▶ Task to carry out:
Word for word, restate each entry that appears below.

▶ Extracted information:
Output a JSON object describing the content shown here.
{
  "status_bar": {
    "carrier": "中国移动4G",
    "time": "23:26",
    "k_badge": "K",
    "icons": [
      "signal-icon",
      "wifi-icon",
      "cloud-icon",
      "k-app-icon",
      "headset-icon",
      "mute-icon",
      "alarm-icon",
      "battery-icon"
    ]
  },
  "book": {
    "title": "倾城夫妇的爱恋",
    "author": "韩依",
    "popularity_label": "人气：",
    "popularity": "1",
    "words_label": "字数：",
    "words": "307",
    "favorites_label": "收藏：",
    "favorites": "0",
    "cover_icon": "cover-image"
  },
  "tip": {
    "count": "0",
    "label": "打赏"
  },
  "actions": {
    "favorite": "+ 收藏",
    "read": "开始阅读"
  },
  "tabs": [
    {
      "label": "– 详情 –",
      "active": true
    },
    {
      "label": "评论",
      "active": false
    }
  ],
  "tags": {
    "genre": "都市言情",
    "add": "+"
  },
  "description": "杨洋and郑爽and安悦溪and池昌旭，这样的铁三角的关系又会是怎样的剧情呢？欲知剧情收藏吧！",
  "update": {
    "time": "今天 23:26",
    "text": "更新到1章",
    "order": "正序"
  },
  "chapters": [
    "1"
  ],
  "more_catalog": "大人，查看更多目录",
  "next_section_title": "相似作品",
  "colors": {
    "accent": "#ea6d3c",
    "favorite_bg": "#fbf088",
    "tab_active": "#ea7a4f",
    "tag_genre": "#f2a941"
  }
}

▶ Output below:
Output a JSON object describing the content shown here.
{
  "status_bar": {
    "carrier": "中国移动4G",
    "time": "23:26",
    "k_badge": "K",
    "icons": [
      "signal-icon",
      "wifi-icon",
      "cloud-icon",
      "k-app-icon",
      "headset-icon",
      "mute-icon",
      "alarm-icon",
      "battery-icon"
    ]
  },
  "book": {
    "title": "倾城夫妇的爱恋",
    "author": "韩依",
    "popularity_label": "人气：",
    "popularity": "1",
    "words_label": "字数：",
    "words": "307",
    "favorites_label": "收藏：",
    "favorites": "0",
    "cover_icon": "cover-image"
  },
  "tip": {
    "count": "0",
    "label": "打赏"
  },
  "actions": {
    "favorite": "+ 收藏",
    "read": "开始阅读"
  },
  "tabs": [
    {
      "label": "– 详情 –",
      "active": true
    },
    {
      "label": "评论",
      "active": false
    }
  ],
  "tags": {
    "genre": "都市言情",
    "add": "+"
  },
  "description": "杨洋and郑爽and安悦溪and池昌旭，这样的铁三角的关系又会是怎样的剧情呢？欲知剧情收藏吧！",
  "update": {
    "time": "今天 23:26",
    "text": "更新到1章",
    "order": "正序"
  },
  "chapters": [
    "1"
  ],
  "more_catalog": "大人，查看更多目录",
  "next_section_title": "相似作品",
  "colors": {
    "accent": "#ea6d3c",
    "favorite_bg": "#fbf088",
    "tab_active": "#ea7a4f",
    "tag_genre": "#f2a941"
  }
}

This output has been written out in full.